“I always like when people can’t understand how I made an image,” Burnett says of her surreal, disorienting new book I Wash You Dry
Sun-bleached beaches, the bend of a knee, bubbles, shade … and sock puppets. This is the heady, often disorienting terrain of I Wash You Dry, New York-based stylist and photographer Katie Burnett’s second book of photographs. Rendered in black and white over 40 pages, the volume, published by Dashwood, is part of a limited edition of 750 copies.
Burnett’s first book, Cabin Fever, ploughed a similar furrow – self-portraits in black and white created during the pandemic – but her latest work speaks to freedom and escape. It is no surprise that she started working on it during the tail-end of Covid-19. The title holds a clever double meaning that suits the contents perfectly: there’s definitely a hearty dose of the surreal in these pages and a sense that not everything is as it seems. Burnett uses her body as a motif – contorted, exposed and somehow untamed – as well as expansive vistas and homemade puppets.
The photos were taken in Burnett’s Brooklyn apartment – among her belongings and where she is most anchored to her sense of self – and in Jamaica. For the latter location, she packed her bags with more socks than a tropical trip might traditionally necessitate, as well as craft supplies suggestive of a children’s TV presenter. She admits that the sight of her – both model and photographer – posing with animated socks on the Caribbean shoreline raised some eyebrows.
I Wash You Dry also manages to capture both intense nostalgia and ‘right now’ modernity. Where does she get inspiration from? “So many places. I love old photos, old movies but also just stuff that’s lying around, that I use every day. I like to give those items a new purpose, or life.” That Burnett is only a couple of years into her photography career makes her work even more remarkable. It is true that she has always been linked to photography; Burnett is fashion director of Centrefold and has worked as a stylist and creative consultant with the likes of Chanel and Vogue Italia, so she’s had quite the education and experience when it comes to imagery. But the originality, the conviction and the playfulness of I Wash You Dry all suggest Burnett is someone who has spent decades behind a camera.
Cabin Fever was made when Covid-19 forced the world into lockdown. Burnett, used to long days on her feet, found herself confined to her apartment with plenty of time on her hands. But instead of leaning into sourdough starters, jigsaw puzzles and bingeing Normal People, Burnett took the downtime as a chance to create – by herself, for herself. How did she start? “With potatoes,” she laughs. “I took photos of potatoes. Sometimes I’d decorate them or whatever, but I just played around with potatoes, basically.”
These, frankly, off-the-wall roots took hold and before long Burnett was engrossed in what would become her first book.

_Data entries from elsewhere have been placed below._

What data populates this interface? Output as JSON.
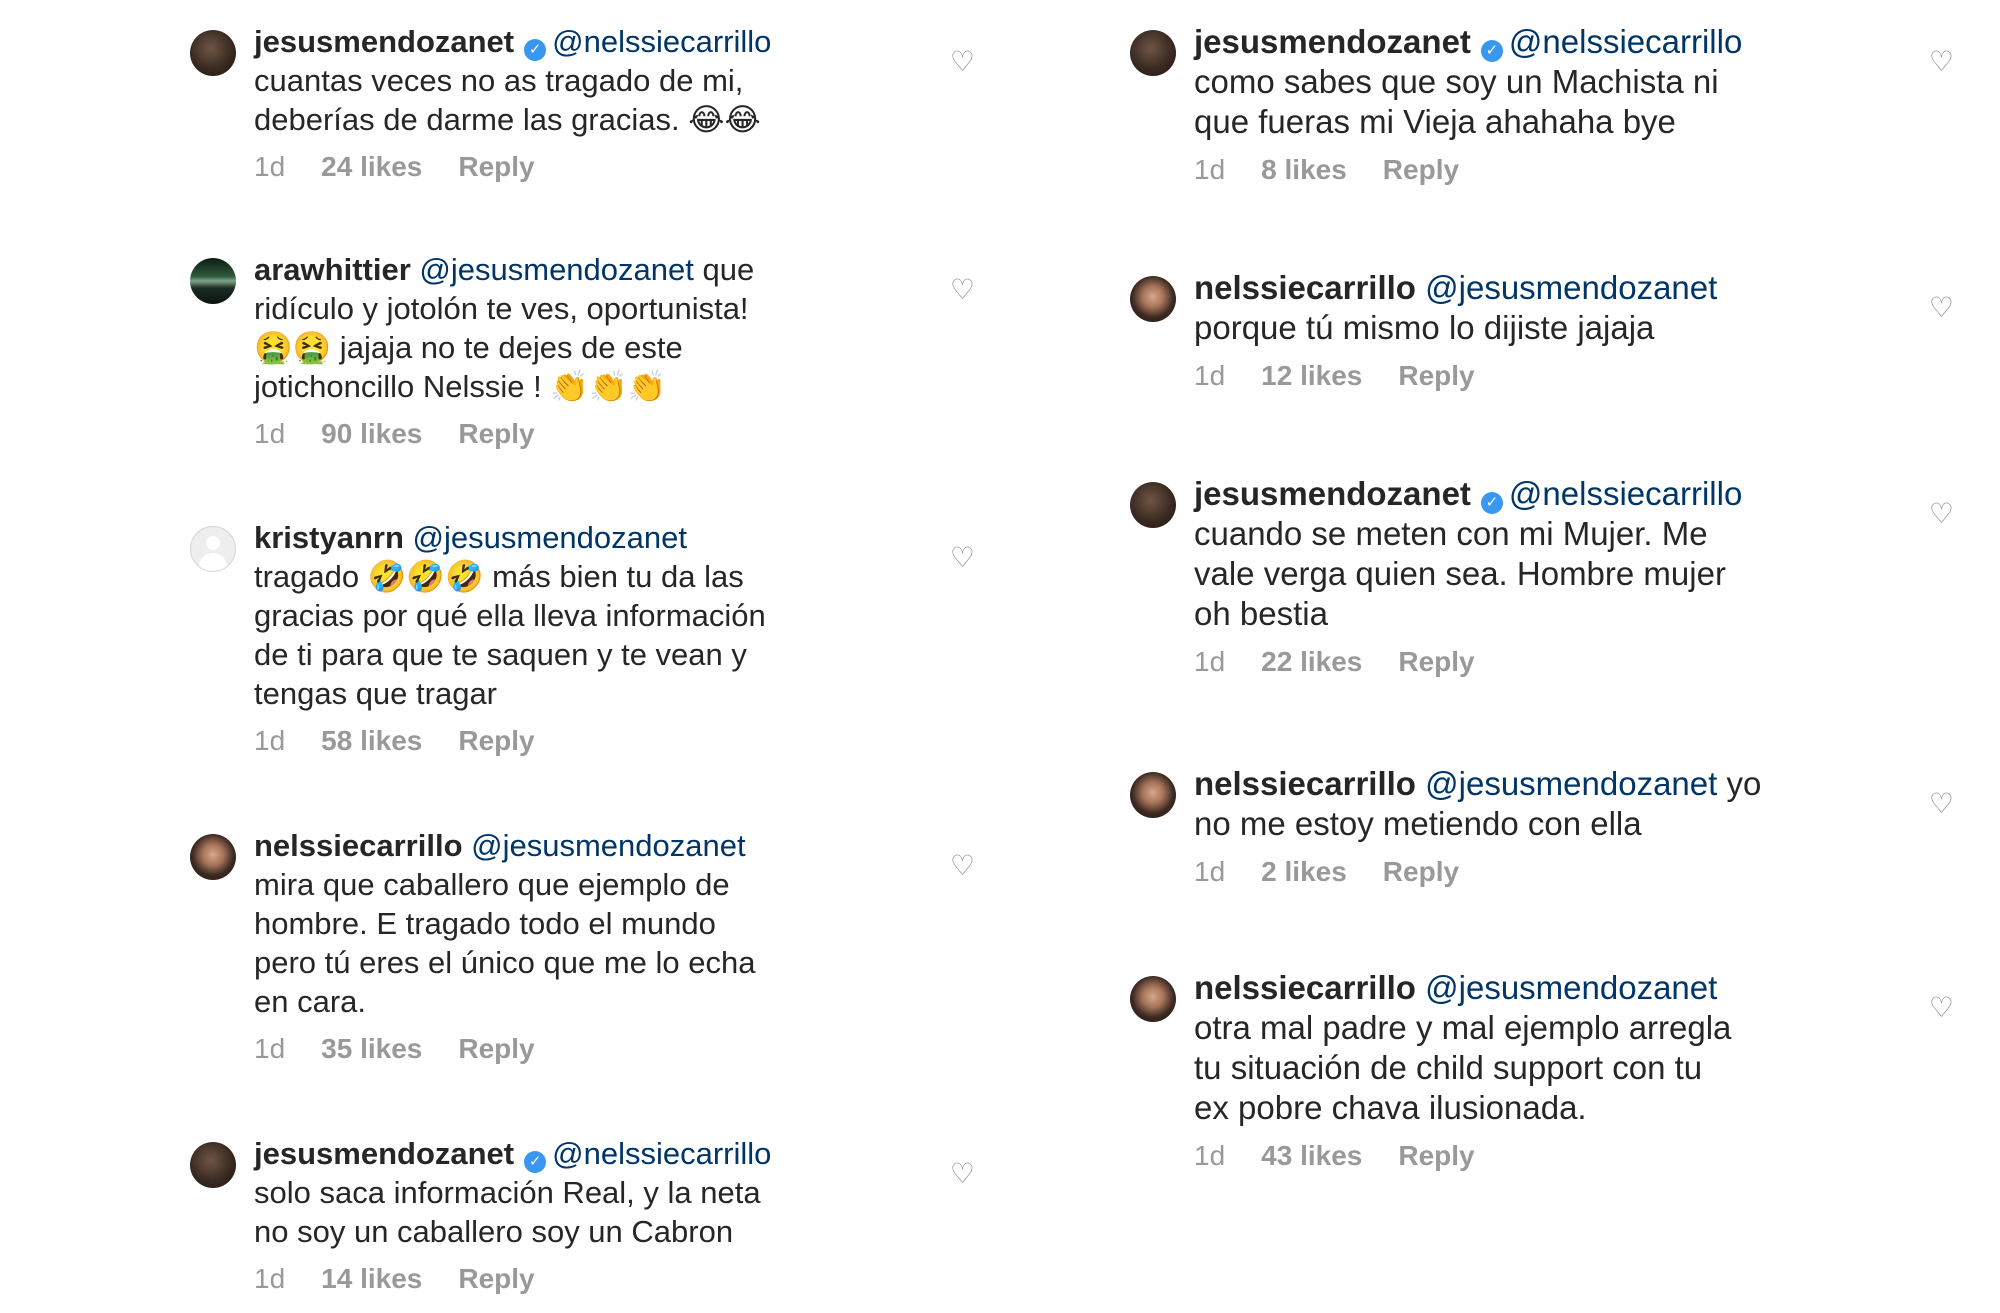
{
  "left_comments": [
    {
      "username": "jesusmendozanet",
      "verified": true,
      "mention": "@nelssiecarrillo",
      "text_lines": [
        "cuantas veces no as tragado de mi,",
        "deberías de darme las gracias. 😂😂"
      ],
      "time": "1d",
      "likes": "24 likes",
      "reply": "Reply"
    },
    {
      "username": "arawhittier",
      "verified": false,
      "mention": "@jesusmendozanet",
      "after_mention": " que",
      "text_lines": [
        "ridículo y jotolón te ves, oportunista!",
        "🤮🤮 jajaja no te dejes de este",
        "jotichoncillo Nelssie ! 👏👏👏"
      ],
      "time": "1d",
      "likes": "90 likes",
      "reply": "Reply"
    },
    {
      "username": "kristyanrn",
      "verified": false,
      "mention": "@jesusmendozanet",
      "text_lines": [
        "tragado 🤣🤣🤣 más bien tu da las",
        "gracias por qué ella lleva información",
        "de ti para que te saquen y te vean y",
        "tengas que tragar"
      ],
      "time": "1d",
      "likes": "58 likes",
      "reply": "Reply"
    },
    {
      "username": "nelssiecarrillo",
      "verified": false,
      "mention": "@jesusmendozanet",
      "text_lines": [
        "mira que caballero que ejemplo de",
        "hombre. E tragado todo el mundo",
        "pero tú eres el único que me lo echa",
        "en cara."
      ],
      "time": "1d",
      "likes": "35 likes",
      "reply": "Reply"
    },
    {
      "username": "jesusmendozanet",
      "verified": true,
      "mention": "@nelssiecarrillo",
      "text_lines": [
        "solo saca información Real, y la neta",
        "no soy un caballero soy un Cabron"
      ],
      "time": "1d",
      "likes": "14 likes",
      "reply": "Reply"
    }
  ],
  "right_comments": [
    {
      "username": "jesusmendozanet",
      "verified": true,
      "mention": "@nelssiecarrillo",
      "text_lines": [
        "como sabes que soy un Machista ni",
        "que fueras mi Vieja ahahaha bye"
      ],
      "time": "1d",
      "likes": "8 likes",
      "reply": "Reply"
    },
    {
      "username": "nelssiecarrillo",
      "verified": false,
      "mention": "@jesusmendozanet",
      "text_lines": [
        "porque tú mismo lo dijiste jajaja"
      ],
      "time": "1d",
      "likes": "12 likes",
      "reply": "Reply"
    },
    {
      "username": "jesusmendozanet",
      "verified": true,
      "mention": "@nelssiecarrillo",
      "text_lines": [
        "cuando se meten con mi Mujer. Me",
        "vale verga quien sea. Hombre mujer",
        "oh bestia"
      ],
      "time": "1d",
      "likes": "22 likes",
      "reply": "Reply"
    },
    {
      "username": "nelssiecarrillo",
      "verified": false,
      "mention": "@jesusmendozanet",
      "after_mention": " yo",
      "text_lines": [
        "no me estoy metiendo con ella"
      ],
      "time": "1d",
      "likes": "2 likes",
      "reply": "Reply"
    },
    {
      "username": "nelssiecarrillo",
      "verified": false,
      "mention": "@jesusmendozanet",
      "text_lines": [
        "otra mal padre y mal ejemplo arregla",
        "tu situación de child support con tu",
        "ex pobre chava ilusionada."
      ],
      "time": "1d",
      "likes": "43 likes",
      "reply": "Reply"
    }
  ],
  "icons": {
    "heart": "♡",
    "verified": "✓"
  },
  "colors": {
    "mention": "#003569",
    "verified": "#3897f0",
    "meta": "#999999",
    "text": "#262626"
  }
}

Her approach to photography since then, and evident in I Wash You Dry, shares a sense of spontaneity, opportunism and surrealism. You get the impression that she doesn’t want to hand hold audiences. “I always like when people can’t understand how I made an image,” she admits, adding that at a recent exhibition of her work at Unseen Amsterdam people were looking at the pictures with their heads turned. “I love that people might want to look at my work upside down.”
In a lot of the images, Burnett – behind the camera and in front of it – is literally in a tricky position. Posing and shooting simultaneously must be tough? “Yes!” she agrees. “But I think that’s what makes the images work. I don’t think any of them could have turned out this way if I hadn’t done both. I mean, I have used my toe to press the camera shutter!” This multitasking definitely adds to the surreal quality of the work, but so does the editing process, which is in some cases heavy – often incorporating intricate collage – which is what gives the kaleidoscope effect to so many of the images. “The collage stuff definitely added a new element,” she says. “One image – a cup pouring into the ocean was created towards the end.”
The post-shoot is, she says, just as important as capturing the photos themselves. Often she’d start editing images on the day she shot them, poring over them at night and considering how the layouts would look. “For me it was really important to have pages which worked with each other in a complementary or even weird way: two totally different scenarios next to each other.” But the edit was not an end point: “It gave rise to further inspiration and images that I then took in New York.” Burnett recalls wetting her legs in the shower so they’d match a beach shot from the Caribbean. Wasn’t there a temptation to keep tinkering and playing around with all of these ideas; when potential is infinite, how did she ever reach an endpoint? “I wanted the book to be the best of the best,” she says. “I didn’t want an excess of images or images for no reason. I needed to hit an exact 40-page mark. I wanted to feel content and be like ‘this is it’.”
I Wash You Dry by Katie Burnett is out now via Dashwood Books.